Today I am going to include a “guest post” from St John Chrysostom (a bishop of Constantinople, d. 407 AD). It is a favorite of mine, and I think a powerful witness to the truth that we as Christians are not called to be transformed by the world into its own image, but to transform the world through God’s work in us. God bless!

(From his 15th homily on the Gospel of St Matthew)

“You are the salt of the earth” (Matthew 5:13).

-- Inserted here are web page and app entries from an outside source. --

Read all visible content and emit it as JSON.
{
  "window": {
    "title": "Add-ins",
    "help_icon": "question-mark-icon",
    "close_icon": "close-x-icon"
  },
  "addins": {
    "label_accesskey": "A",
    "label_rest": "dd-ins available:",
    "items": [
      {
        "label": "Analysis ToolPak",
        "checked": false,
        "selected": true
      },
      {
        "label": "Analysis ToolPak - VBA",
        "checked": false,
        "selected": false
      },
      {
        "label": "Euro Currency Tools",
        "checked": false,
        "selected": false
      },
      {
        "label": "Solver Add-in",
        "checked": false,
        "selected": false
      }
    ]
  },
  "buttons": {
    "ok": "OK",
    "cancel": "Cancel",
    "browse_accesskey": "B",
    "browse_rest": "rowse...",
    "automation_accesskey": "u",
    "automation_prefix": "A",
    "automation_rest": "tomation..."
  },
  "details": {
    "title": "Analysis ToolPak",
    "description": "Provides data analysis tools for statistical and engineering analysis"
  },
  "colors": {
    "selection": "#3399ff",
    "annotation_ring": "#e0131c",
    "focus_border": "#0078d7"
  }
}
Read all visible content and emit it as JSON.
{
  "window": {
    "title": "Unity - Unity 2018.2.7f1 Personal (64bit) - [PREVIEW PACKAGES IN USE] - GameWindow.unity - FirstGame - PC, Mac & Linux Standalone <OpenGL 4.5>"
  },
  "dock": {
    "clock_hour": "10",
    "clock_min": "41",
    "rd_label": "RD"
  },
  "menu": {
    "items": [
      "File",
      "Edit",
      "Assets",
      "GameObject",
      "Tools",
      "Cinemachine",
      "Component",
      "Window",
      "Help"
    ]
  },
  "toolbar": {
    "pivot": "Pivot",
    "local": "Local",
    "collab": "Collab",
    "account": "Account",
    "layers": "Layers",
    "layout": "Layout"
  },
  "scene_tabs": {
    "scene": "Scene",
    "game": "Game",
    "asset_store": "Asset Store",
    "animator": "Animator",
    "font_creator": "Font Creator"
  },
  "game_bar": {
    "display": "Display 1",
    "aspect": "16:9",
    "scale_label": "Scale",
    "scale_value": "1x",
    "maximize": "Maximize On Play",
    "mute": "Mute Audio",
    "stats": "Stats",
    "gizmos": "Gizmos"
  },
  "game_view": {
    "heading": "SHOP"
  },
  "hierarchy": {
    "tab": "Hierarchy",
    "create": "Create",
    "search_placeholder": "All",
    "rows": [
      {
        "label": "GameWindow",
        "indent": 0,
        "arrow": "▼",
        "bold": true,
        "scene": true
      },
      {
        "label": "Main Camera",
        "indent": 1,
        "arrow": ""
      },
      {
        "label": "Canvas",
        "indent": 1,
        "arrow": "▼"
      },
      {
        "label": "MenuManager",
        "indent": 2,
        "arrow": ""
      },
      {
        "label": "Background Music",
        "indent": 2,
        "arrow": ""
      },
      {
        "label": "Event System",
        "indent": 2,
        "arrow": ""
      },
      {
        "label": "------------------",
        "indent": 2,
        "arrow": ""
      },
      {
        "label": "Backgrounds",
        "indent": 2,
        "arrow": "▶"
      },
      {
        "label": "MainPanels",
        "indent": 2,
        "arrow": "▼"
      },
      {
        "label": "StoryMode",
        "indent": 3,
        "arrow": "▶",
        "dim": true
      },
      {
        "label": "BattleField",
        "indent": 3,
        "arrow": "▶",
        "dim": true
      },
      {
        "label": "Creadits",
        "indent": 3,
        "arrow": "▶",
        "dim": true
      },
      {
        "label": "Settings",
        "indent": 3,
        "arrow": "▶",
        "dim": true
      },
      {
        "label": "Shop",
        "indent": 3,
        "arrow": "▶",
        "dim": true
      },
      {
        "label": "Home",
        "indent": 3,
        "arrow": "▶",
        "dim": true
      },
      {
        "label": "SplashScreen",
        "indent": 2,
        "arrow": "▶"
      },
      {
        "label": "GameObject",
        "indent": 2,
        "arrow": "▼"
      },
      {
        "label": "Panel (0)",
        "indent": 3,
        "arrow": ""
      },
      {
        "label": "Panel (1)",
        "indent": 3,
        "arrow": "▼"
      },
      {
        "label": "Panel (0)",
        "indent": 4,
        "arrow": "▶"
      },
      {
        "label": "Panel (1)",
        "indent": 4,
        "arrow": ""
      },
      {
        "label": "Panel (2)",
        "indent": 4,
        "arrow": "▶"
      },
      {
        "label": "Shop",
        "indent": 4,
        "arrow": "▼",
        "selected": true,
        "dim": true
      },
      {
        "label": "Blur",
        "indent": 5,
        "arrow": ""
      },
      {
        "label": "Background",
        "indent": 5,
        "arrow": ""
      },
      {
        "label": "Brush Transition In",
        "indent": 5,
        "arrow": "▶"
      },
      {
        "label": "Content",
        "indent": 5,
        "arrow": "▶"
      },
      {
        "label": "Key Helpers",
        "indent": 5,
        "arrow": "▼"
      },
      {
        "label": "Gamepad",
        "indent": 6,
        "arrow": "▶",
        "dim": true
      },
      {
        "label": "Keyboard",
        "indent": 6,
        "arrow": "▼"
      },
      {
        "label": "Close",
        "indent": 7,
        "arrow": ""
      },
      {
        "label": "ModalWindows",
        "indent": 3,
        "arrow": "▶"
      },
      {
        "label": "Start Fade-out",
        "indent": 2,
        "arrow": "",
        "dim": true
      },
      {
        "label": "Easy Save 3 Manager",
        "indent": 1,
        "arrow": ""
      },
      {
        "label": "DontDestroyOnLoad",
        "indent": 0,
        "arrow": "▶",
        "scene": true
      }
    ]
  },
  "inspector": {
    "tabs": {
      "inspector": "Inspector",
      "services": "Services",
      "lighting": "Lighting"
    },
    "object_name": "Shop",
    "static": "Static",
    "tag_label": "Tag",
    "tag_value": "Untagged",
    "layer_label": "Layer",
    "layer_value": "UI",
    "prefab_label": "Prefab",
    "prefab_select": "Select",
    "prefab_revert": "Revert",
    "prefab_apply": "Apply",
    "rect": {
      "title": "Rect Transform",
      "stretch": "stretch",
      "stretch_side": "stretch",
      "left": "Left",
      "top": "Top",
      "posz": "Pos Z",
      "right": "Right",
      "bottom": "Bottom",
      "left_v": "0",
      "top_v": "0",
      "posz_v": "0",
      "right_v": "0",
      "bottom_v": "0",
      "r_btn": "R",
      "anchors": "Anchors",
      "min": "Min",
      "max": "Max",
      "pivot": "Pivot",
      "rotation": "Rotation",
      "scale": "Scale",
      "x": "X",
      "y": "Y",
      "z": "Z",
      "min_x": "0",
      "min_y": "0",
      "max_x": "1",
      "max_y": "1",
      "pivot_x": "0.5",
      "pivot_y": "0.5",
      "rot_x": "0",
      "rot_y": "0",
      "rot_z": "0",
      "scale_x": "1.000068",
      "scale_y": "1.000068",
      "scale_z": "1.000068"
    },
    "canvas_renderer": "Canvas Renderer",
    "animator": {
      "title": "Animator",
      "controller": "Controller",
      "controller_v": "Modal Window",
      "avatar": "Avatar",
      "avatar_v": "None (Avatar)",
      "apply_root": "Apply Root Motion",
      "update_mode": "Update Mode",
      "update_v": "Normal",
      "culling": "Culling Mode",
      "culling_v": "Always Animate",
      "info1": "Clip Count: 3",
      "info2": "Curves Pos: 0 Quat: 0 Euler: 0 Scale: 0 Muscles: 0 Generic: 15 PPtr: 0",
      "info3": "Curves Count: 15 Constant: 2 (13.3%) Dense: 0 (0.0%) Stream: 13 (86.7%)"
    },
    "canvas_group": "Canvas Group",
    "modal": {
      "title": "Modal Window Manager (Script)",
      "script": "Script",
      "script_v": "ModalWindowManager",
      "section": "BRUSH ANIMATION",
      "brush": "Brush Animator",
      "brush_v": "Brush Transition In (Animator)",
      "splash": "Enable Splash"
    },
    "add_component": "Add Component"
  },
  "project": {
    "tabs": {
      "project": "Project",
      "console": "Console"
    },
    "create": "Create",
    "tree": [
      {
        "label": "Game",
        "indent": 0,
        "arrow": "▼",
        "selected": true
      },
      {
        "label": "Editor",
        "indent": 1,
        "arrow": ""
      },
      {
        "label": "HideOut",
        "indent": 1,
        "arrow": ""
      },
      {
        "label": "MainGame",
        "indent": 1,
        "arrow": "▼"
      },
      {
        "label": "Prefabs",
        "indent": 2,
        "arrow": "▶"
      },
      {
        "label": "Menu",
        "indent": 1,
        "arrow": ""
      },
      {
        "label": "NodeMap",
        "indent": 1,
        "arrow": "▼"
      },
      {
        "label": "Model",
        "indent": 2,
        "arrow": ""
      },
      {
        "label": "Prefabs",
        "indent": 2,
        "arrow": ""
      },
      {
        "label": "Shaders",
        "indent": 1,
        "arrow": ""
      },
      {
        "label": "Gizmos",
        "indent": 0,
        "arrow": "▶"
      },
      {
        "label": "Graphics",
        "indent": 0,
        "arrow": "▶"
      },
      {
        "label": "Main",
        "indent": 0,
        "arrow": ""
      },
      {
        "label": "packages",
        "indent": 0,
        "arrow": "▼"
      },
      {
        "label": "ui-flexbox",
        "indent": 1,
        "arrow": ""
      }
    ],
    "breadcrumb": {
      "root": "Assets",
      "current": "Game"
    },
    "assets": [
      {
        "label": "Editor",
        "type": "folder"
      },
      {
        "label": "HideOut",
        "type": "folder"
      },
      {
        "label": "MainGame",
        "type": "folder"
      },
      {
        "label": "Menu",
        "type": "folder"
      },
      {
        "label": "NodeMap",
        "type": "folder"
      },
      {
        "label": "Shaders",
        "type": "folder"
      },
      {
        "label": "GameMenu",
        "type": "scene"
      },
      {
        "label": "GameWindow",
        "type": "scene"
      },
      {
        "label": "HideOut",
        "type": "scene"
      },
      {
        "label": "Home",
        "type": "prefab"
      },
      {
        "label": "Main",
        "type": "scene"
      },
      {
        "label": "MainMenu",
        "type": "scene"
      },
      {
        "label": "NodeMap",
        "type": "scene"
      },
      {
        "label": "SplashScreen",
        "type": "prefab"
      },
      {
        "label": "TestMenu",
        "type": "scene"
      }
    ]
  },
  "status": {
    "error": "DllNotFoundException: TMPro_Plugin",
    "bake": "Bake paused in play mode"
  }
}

It is not for your own sake, he says, but for the world’s sake that the word is entrusted to you. I am not sending you only into two cities only or ten to twenty, not to a single nation, as I sent the prophets of old, but across land and sea, to the whole world. And that world is in a miserable state. For when he says: You are the salt of the earth, he is indicating that all mankind had lost its savour and had been corrupted by sin. Therefore, he requires of these men those virtues which are especially useful and even necessary if they are to bear the burdens of many. For the man who is kindly, modest, merciful and just will not keep his good works to himself but will see to it that these admirable fountains send out their streams for the good of others. Again, the man who is clean of heart, a peacemaker and ardent for truth will order his life so as to contribute to the common good.
  Do not think, he says, that you are destined for easy struggles or unimportant tasks. You are the salt of the earth. What do these words imply? Did the disciples restore what had already turned rotten? Not at all. Salt cannot help what is already corrupted. That is not what they did. But what had first been renewed and freed from corruption and then turned over to them, they salted and preserved in the newness the Lord had bestowed. It took the power of Christ to free men from the corruption caused by sin; it was the task of the apostles through strenuous labour to keep that corruption from returning.
  Have you noticed how, bit by bit, Christ shows them to be superior to the prophets? He says they are to be teachers not simply for Palestine but for the whole world. Do not be surprised, then, he says, that I address you apart from the others and involve you in such a dangerous enterprise. Consider the numerous and extensive cities, peoples and nations I will be sending you to govern. For this reason I would have you make others prudent, as well as being prudent yourselves. For unless you can do that, you will not be able to sustain even yourselves.
  If others lose their savour, then your ministry will help them regain it. But if you yourselves suffer that loss, you will drag others down with you. Therefore, the greater the undertakings put into your hands, the more zealous you must be. For this reason he says: But if the salt becomes tasteless, how can its flavour be restored? It is good for nothing now, but to be thrown out and trampled by men’s feet.
  When they hear the words: When they curse you and persecute you and accuse you of every evil, They may be afraid to come forward. Therefore he says: “Unless you are prepared for that sort of thing, it is in vain that I have chosen you. Curses shall necessarily be your lot but they shall not harm you and will simply be a testimony to your constancy. If through fear, however, you fail to show the forcefulness your mission demands, your lot will be much worse, for all will speak evil of you and despise you. That is what being trampled by men’s feet means.”
  Then he passes on to a more exalted comparison: You are the light of the world. Once again, “of the world”: not of one nation or twenty cities, but of the whole world. The light he means is an intelligible light, far superior to the rays of the sun we see, just as the salt is a spiritual salt. First salt, then light, so that you may learn how profitable sharp words may be and how useful serious doctrine. Such teaching holds in check and prevents dissipation; it leads to virtue and sharpens the mind’s eye. A city set on a hill cannot be hidden; nor do men light a lamp and put it under a basket. Here again he is urging them to a careful manner of life and teaching them to be watchful, for they live under the eyes of all and have the whole world for the arena of their struggles.